In a statement, Fiat said it would occur shortly.
Fiat began looking for partners to gain scale late last year when the crisis came into full force, leading to a dramatic drop in car sales. This year is expected to be no different.
CSM Worldwide, an industry consultancy, has forecast a 20 percent drop in global production to 52 million vehicles this year as car makers lay off workers and leave their factories idle in the face of a sharp drop in demand.
Others in the industry do not feel the urgency to look for partners. Renault-Nissan Chief Executive Carlos Ghosn, for example, said on Wednesday his group had no problem with scale.
In Fiat’s case, CSM Worldwide said it saw a “tremendous amount of risk” in trying to revive Chrysler.
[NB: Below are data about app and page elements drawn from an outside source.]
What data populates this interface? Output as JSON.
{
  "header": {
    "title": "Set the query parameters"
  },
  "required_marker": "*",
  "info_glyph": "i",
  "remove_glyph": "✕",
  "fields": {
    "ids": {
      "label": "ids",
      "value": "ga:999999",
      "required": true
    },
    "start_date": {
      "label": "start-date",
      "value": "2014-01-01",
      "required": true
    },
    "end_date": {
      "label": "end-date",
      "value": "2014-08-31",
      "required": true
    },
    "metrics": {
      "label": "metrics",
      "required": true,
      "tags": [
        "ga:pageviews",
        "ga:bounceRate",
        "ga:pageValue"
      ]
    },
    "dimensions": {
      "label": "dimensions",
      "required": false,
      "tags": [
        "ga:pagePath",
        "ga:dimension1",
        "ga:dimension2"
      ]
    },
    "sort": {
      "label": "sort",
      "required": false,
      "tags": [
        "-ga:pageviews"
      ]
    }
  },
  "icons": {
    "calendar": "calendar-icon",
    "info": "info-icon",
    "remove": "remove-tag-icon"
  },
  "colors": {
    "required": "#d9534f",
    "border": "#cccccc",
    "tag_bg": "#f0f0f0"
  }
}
SG Securities analyst Eric-Alain Michelis said turning around Chrysler would prove to be a tougher challenge for Fiat than convincing U.S. authorities of its plans for the U.S. car maker.
Not only did it have to renew an aging product line but also persuade former customers to buy a Chrysler again.
Fiat has sent a team of executives and engineers to Detroit to work with Chrysler to cut costs and prepare for the U.S. launch of the Cinquecento (500), Fiat’s popular small car.
Its stake in Chrysler will start at 20 percent and should rise to 35 percent over time.
Fiat has had a harder time of persuading people in Germany of its plans to create a world giant in car industry.
It lost out to Canadian car parts market Magna International for General Motors Corp’s Opel unit although the government invited it to improve its bid.
The sale is part of GM’s restructuring, which saw it enter court protection on June after Chrysler sought bankruptcy on April 30.
Erich Merkle, an independent auto analyst based in Grand Rapids, Michigan, said the court’s decision on Chrysler was good news for GM because it was using a similar quick-sale strategy to facilitate its way through bankruptcy.
(Additional reporting by Giancarlo Navach)
Editing by David Cowell